Topic Page: Exorcist (Motion picture) Definition: Exorcist, The from The Hutchinson Unabridged Encyclopedia with Atlas and Weather Guide US horror film released in 1973 and directed by US director William Friedkin, based on a novel of the same name by William Peter Blatty. The story tells of a pubescent girl (US actor Linda Blair) who is possessed by the devil which has to be exorcised by a priest (Swedish actor Max von Sydow). The film achieved notoriety partly because it was banned, only appearing on video in the UK in 1999, and partly due to the mythology that grew up around the filming of it, including the alleged deaths of nine crew members. Summary Article: The Exorcist from American Literature on Stage and Screen: 525 Works and Their Adaptations Image from: Evil awaits Father Lankester Merrin (Max von... in The Screen Decades: American Cinema of the 1970s: Themes and Variations
A novel by William Peter Blatty (1971) FILM: The Exorcist (Warner 1973). Adaptation by William Peter Blatty. Director: William Friedkin. Cast: Linda Blair (Regan), Ellen Burstyn (Chris MacNeil), Jason Miller (Fr. Karras), Max von Sydow (Fr. Merrin), Kitty Winn, Lee J. Cobb, Jack MacGowran, William O'Malley.
While a student at the Jesuit Georgetown University in Washington DC, William Peter Blatty heard about a case of exorcism that was performed in St. Louis in 1949. Further research and re-imagining the events with new names and details, Blatty wrote the novel The Exorcist which was an immediate bestseller. While the aged Jesuit Fr. Merrin discovers an ancient relic in Mesopotamia that suggests that a demon has been released, the eleven-year-old girl Regan MacNeil. living in the Georgetown section of Washington, DC, with her actress mother Chris, becomes strangely ill. Soon she is crying out and showing signs that she is possessed by the devil. Doctors seem unable to cure her so Chris calls in the Jesuit priest Fr. Karras who is undergoing anxiety about his faith since his mother died. Karras becomes convinced that only an exorcism can save the child and the bishop assigns Fr. Merrin, recently returned to the States, to the case. The exorcism is grueling and the devil torments both priests physically and mentally, eventually killing Merrin. But Regan is cured and Karras survives with a newfound sense of faith. The mixture of religion, suspense, and horror was unique in its day and The Exorcist opened up the field for many other demonic thrillers to follow, few as well-written and researched as Blatty's novel. The 1973 screen version boasts several fine performances from newcomers, such as child actress Linda Blair who got vocal help from Mercedes McCambridge, and from veterans, as with Max von Sydow's subtle Fr. Merrin. Blatty wrote the tight screenplay, making few changes from his book. Director William Friedkin added many visual effects to the strange physical phenomena that occur in the novel and the concise editing and short flashes of scenes added to the tension and the horror. A few of these have dated with time but The Exorcist is still one of the most frightening and disturbing movies ever made. The film has been followed by sequels, prequels, and rip-offs, none using material from the original bestseller. APA Chicago
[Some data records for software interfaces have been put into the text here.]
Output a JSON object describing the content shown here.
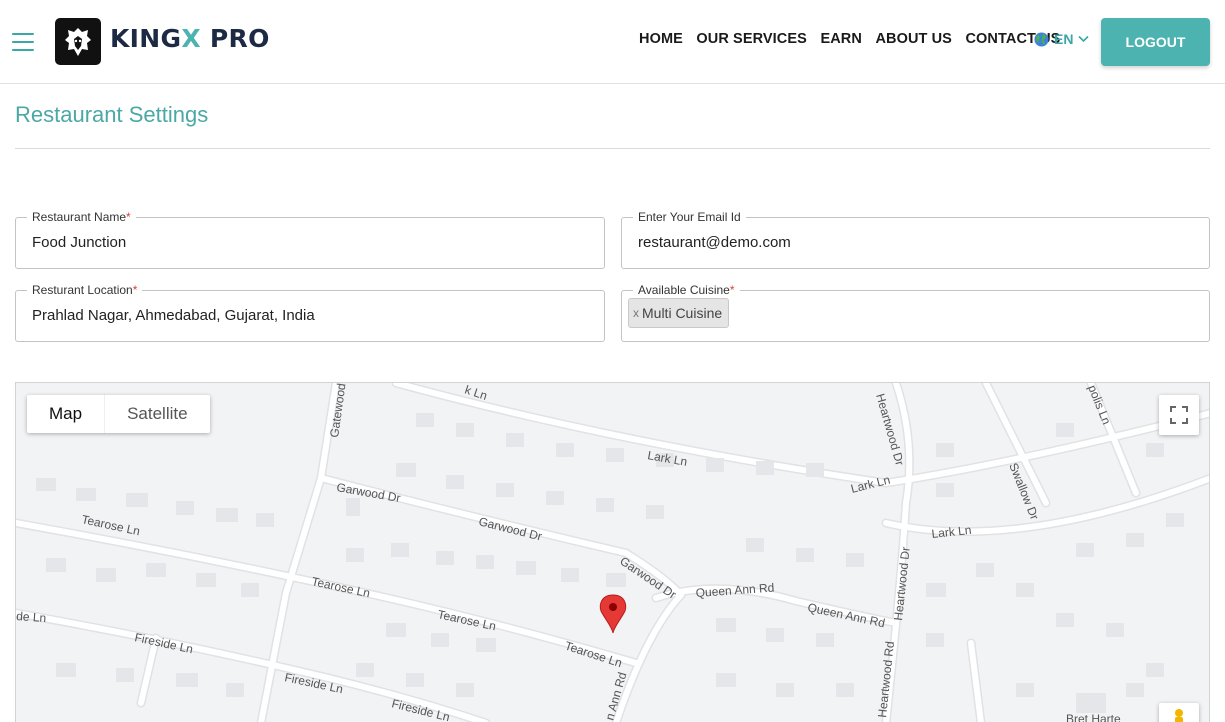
{
  "header": {
    "brand_prefix": "KING",
    "brand_x": "X",
    "brand_suffix": " PRO",
    "nav": [
      "HOME",
      "OUR SERVICES",
      "EARN",
      "ABOUT US",
      "CONTACT US"
    ],
    "language": "EN",
    "logout_label": "LOGOUT",
    "accent_color": "#4db3b0"
  },
  "page": {
    "title": "Restaurant Settings"
  },
  "form": {
    "restaurant_name": {
      "label": "Restaurant Name",
      "required": "*",
      "value": "Food Junction"
    },
    "email": {
      "label": "Enter Your Email Id",
      "value": "restaurant@demo.com"
    },
    "location": {
      "label": "Resturant Location",
      "required": "*",
      "value": "Prahlad Nagar, Ahmedabad, Gujarat, India"
    },
    "cuisine": {
      "label": "Available Cuisine",
      "required": "*",
      "chip_remove": "x",
      "chips": [
        "Multi Cuisine"
      ]
    }
  },
  "map": {
    "tab_map": "Map",
    "tab_satellite": "Satellite",
    "streets": {
      "ln_top": "k Ln",
      "gatewood": "Gatewood",
      "lark_ln_1": "Lark Ln",
      "lark_ln_2": "Lark Ln",
      "lark_ln_3": "Lark Ln",
      "heartwood_dr_1": "Heartwood Dr",
      "heartwood_dr_2": "Heartwood Dr",
      "heartwood_rd": "Heartwood Rd",
      "swallow_dr": "Swallow Dr",
      "polis_ln": "polis Ln",
      "garwood_dr_1": "Garwood Dr",
      "garwood_dr_2": "Garwood Dr",
      "garwood_dr_3": "Garwood Dr",
      "tearose_ln_1": "Tearose Ln",
      "tearose_ln_2": "Tearose Ln",
      "tearose_ln_3": "Tearose Ln",
      "tearose_ln_4": "Tearose Ln",
      "queen_ann_rd_1": "Queen Ann Rd",
      "queen_ann_rd_2": "Queen Ann Rd",
      "queen_ann_rd_3": "n Ann Rd",
      "fireside_ln_1": "Fireside Ln",
      "fireside_ln_2": "Fireside Ln",
      "fireside_ln_3": "Fireside Ln",
      "de_ln": "de Ln",
      "bret_harte": "Bret Harte"
    },
    "marker_color": "#e53935"
  }
}
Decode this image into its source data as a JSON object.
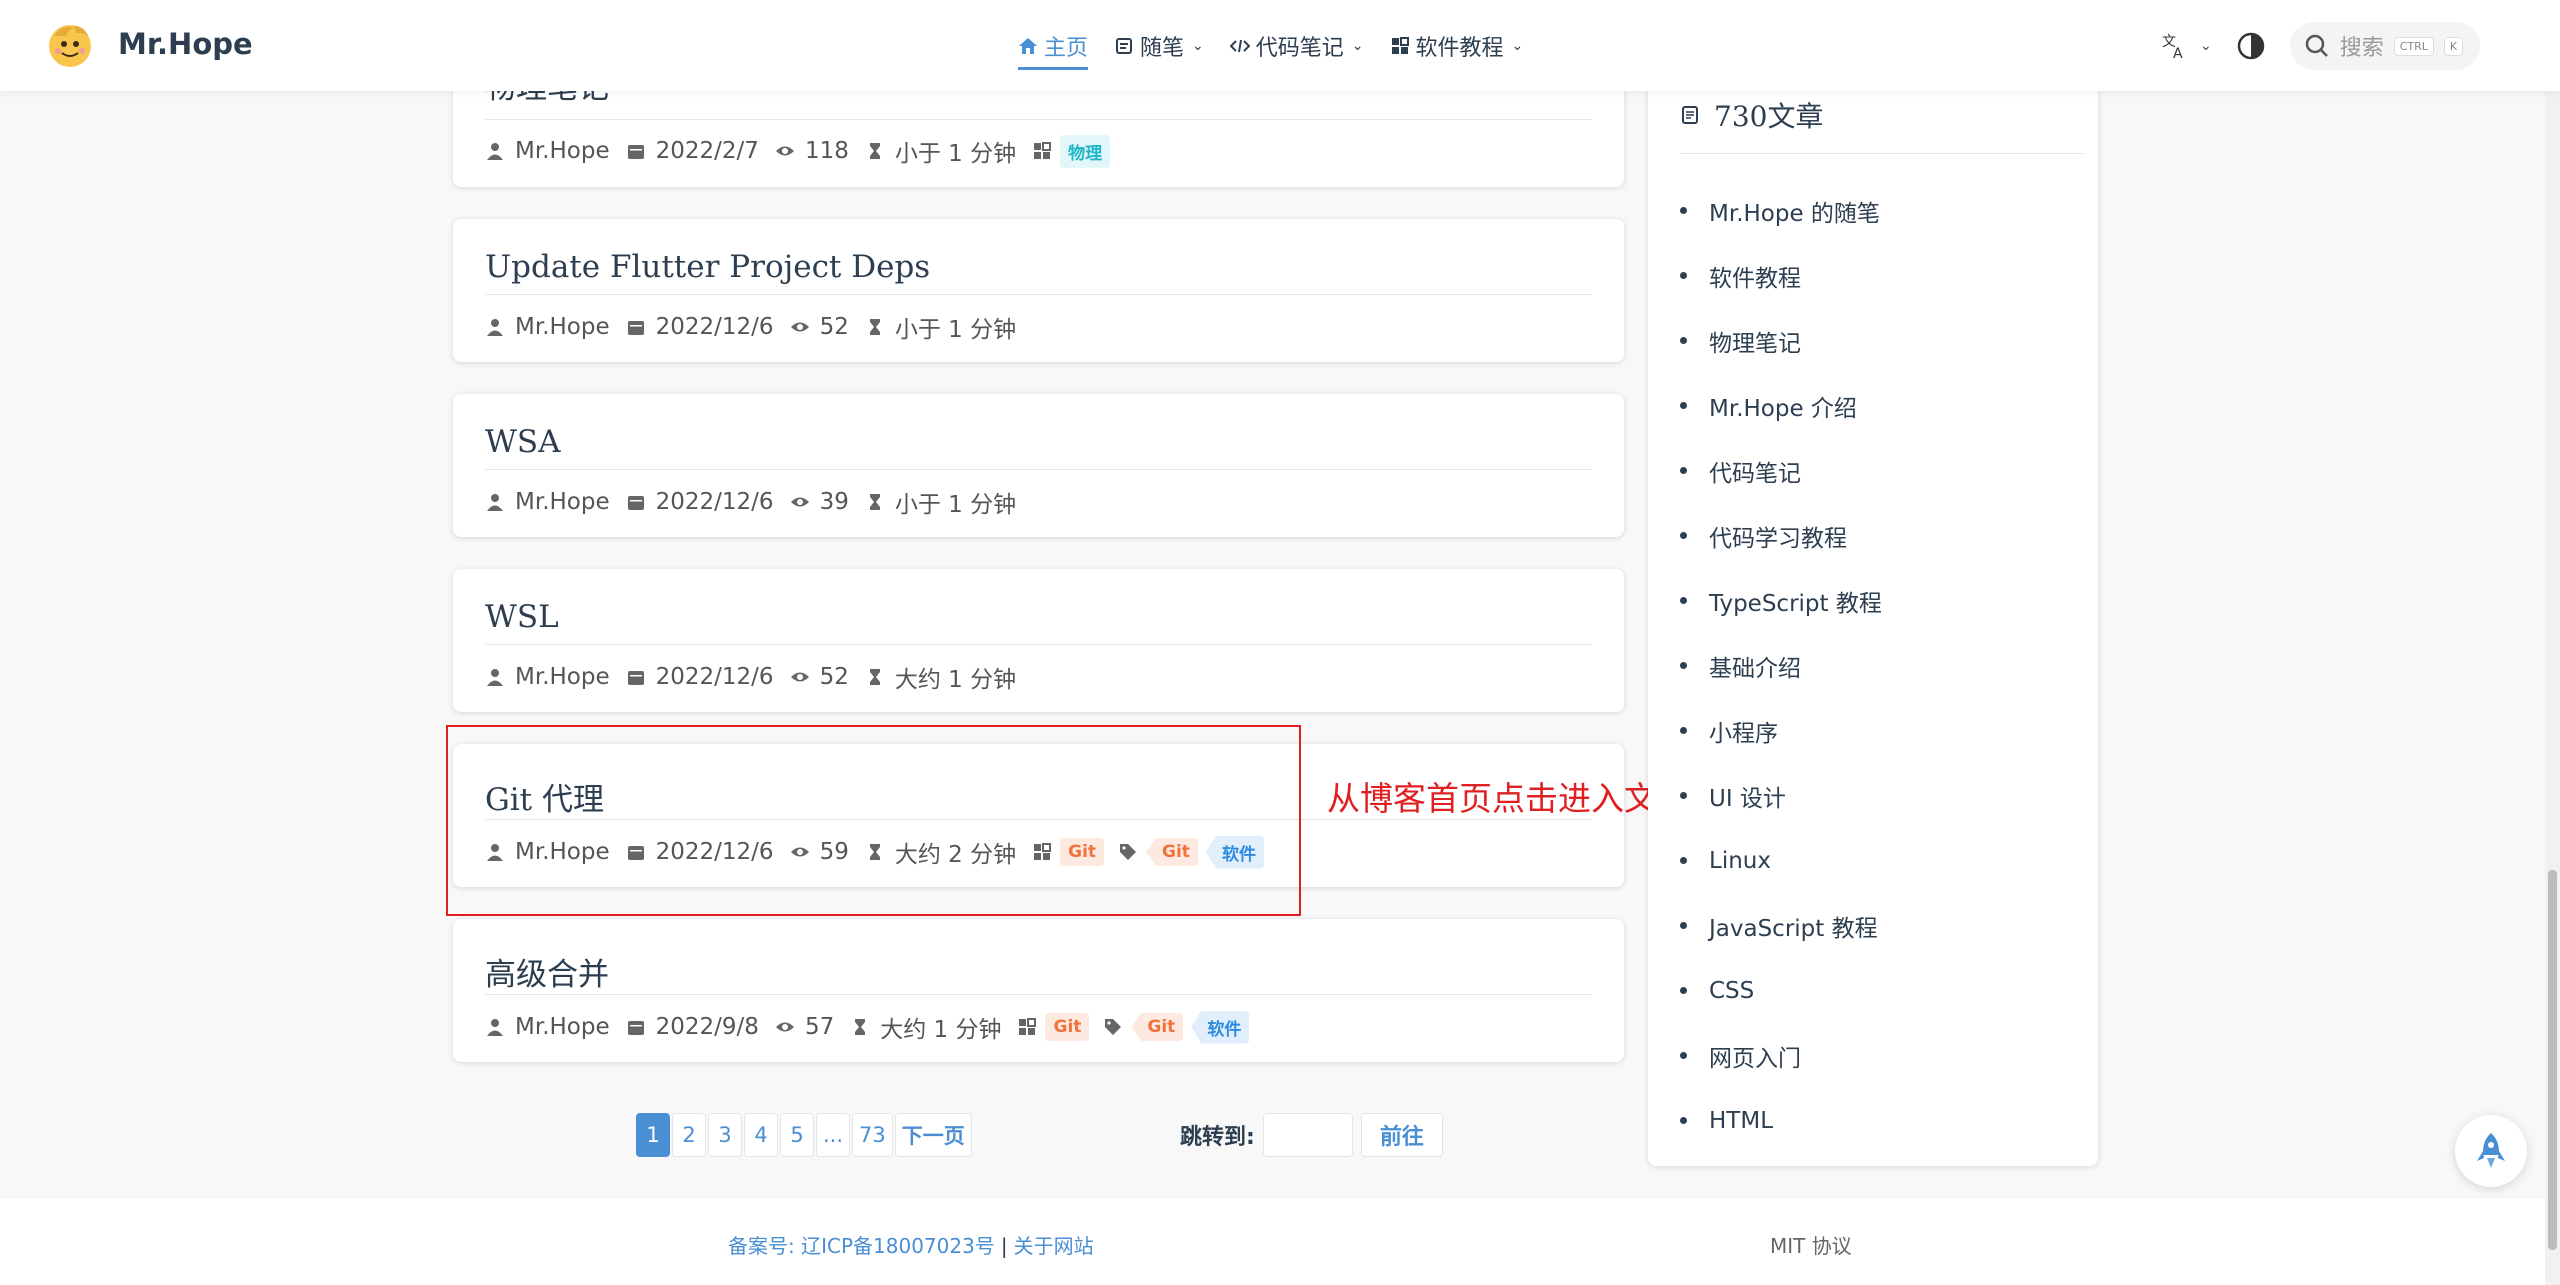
{
  "navbar": {
    "brand": "Mr.Hope",
    "links": [
      {
        "label": "主页",
        "icon": "home-icon",
        "active": true
      },
      {
        "label": "随笔",
        "icon": "notebook-icon"
      },
      {
        "label": "代码笔记",
        "icon": "code-icon"
      },
      {
        "label": "软件教程",
        "icon": "grid-icon"
      }
    ],
    "search_placeholder": "搜索",
    "kbd_ctrl": "CTRL",
    "kbd_k": "K"
  },
  "articles": [
    {
      "title": "物理笔记",
      "author": "Mr.Hope",
      "date": "2022/2/7",
      "views": "118",
      "read": "小于 1 分钟",
      "category": "物理",
      "tags": []
    },
    {
      "title": "Update Flutter Project Deps",
      "author": "Mr.Hope",
      "date": "2022/12/6",
      "views": "52",
      "read": "小于 1 分钟",
      "category": "",
      "tags": []
    },
    {
      "title": "WSA",
      "author": "Mr.Hope",
      "date": "2022/12/6",
      "views": "39",
      "read": "小于 1 分钟",
      "category": "",
      "tags": []
    },
    {
      "title": "WSL",
      "author": "Mr.Hope",
      "date": "2022/12/6",
      "views": "52",
      "read": "大约 1 分钟",
      "category": "",
      "tags": []
    },
    {
      "title": "Git 代理",
      "author": "Mr.Hope",
      "date": "2022/12/6",
      "views": "59",
      "read": "大约 2 分钟",
      "category": "Git",
      "tags": [
        "Git",
        "软件"
      ]
    },
    {
      "title": "高级合并",
      "author": "Mr.Hope",
      "date": "2022/9/8",
      "views": "57",
      "read": "大约 1 分钟",
      "category": "Git",
      "tags": [
        "Git",
        "软件"
      ]
    }
  ],
  "annotation": "从博客首页点击进入文章",
  "pagination": {
    "pages": [
      "1",
      "2",
      "3",
      "4",
      "5",
      "...",
      "73",
      "下一页"
    ],
    "jump_label": "跳转到:",
    "go_label": "前往"
  },
  "sidebar": {
    "count": "730",
    "count_suffix": "文章",
    "items": [
      "Mr.Hope 的随笔",
      "软件教程",
      "物理笔记",
      "Mr.Hope 介绍",
      "代码笔记",
      "代码学习教程",
      "TypeScript 教程",
      "基础介绍",
      "小程序",
      "UI 设计",
      "Linux",
      "JavaScript 教程",
      "CSS",
      "网页入门",
      "HTML"
    ]
  },
  "footer": {
    "icp": "备案号: 辽ICP备18007023号",
    "sep": "|",
    "about": "关于网站",
    "license": "MIT 协议"
  },
  "colors": {
    "accent": "#4a8fd4",
    "annotation": "#e02020"
  }
}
Harvard MLA The exorcist. (2012). In T. S. Hischak, American literature on stage and screen: 525 works and their adaptations. Jefferson, NC: McFarland. Retrieved from https://search.credoreference.com/content/topic/exorcist_motion_picture © 2012 McFarland & Company, Inc., Publishers
© 2012 McFarland & Company, Inc., Publishers
APA The exorcist. (2012). In T. S. Hischak, American literature on stage and screen: 525 works and their adaptations. Jefferson, NC: McFarland. Retrieved from https://search.credoreference.com/content/topic/exorcist_motion_picture
Chicago "The Exorcist." In American Literature on Stage and Screen: 525 Works and Their Adaptations, by Thomas S. Hischak. McFarland, 2012. https://search.credoreference.com/content/topic/exorcist_motion_picture
Harvard The exorcist. (2012). In T.S. Hischak, American literature on stage and screen: 525 works and their adaptations. [Online]. Jefferson: McFarland. Available from: https://search.credoreference.com/content/topic/exorcist_motion_picture [Accessed 17 April 2019].
MLA "The Exorcist." American Literature on Stage and Screen: 525 Works and Their Adaptations, Thomas S. Hischak, McFarland, 1st edition, 2012. Credo Reference, https://search.credoreference.com/content/topic/exorcist_motion_picture. Accessed 17 Apr. 2019.